The results of the 2016 election are being replayed in federal court as the state of Michigan defends a Republican-backed law that would abolish straight-party voting, an easy ballot option that’s especially popular in urban areas that go Democratic. The law was suspended last year by a judge who said an end to straight-party ballots could cause long lines and place a disproportionate burden on black voters. Now, after months of analysis by experts, that same judge must decide whether the lawsuit should go to trial or be dismissed in favor of the state. Straight-party voting is the act of making a single mark on a ballot to pick candidates of one party, from president to county commissioner.

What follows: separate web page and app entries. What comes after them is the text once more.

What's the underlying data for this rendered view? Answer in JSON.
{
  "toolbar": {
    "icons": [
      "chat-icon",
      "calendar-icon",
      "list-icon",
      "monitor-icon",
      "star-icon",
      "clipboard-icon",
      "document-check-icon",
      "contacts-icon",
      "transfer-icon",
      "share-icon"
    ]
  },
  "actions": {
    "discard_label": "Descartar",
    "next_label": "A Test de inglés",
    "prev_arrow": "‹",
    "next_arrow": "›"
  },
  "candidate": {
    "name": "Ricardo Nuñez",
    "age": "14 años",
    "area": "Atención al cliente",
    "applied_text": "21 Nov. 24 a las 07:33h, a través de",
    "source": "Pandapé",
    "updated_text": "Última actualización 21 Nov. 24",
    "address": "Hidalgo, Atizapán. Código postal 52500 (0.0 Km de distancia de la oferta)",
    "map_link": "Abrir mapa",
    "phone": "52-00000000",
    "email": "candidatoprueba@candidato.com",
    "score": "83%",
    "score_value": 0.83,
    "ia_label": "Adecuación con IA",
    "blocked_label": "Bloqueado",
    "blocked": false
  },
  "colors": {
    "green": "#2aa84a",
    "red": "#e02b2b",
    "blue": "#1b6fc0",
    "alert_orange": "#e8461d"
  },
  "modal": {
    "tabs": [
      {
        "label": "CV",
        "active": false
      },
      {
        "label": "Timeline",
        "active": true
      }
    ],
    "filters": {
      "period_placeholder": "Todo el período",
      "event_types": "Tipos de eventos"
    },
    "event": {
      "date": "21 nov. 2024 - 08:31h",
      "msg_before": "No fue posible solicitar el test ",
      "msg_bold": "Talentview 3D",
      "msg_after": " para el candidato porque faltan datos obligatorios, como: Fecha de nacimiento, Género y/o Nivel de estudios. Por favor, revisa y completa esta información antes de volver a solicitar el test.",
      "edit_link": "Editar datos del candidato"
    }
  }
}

It’s been in practice for more than 100 years in Michigan and is widely held in urban areas; Detroit’s rate was 80 percent in 2016.Full Article: Michigan resisting challenge to ban on straight-party voting | Myrtle Beach Sun News.
Oct 30 2017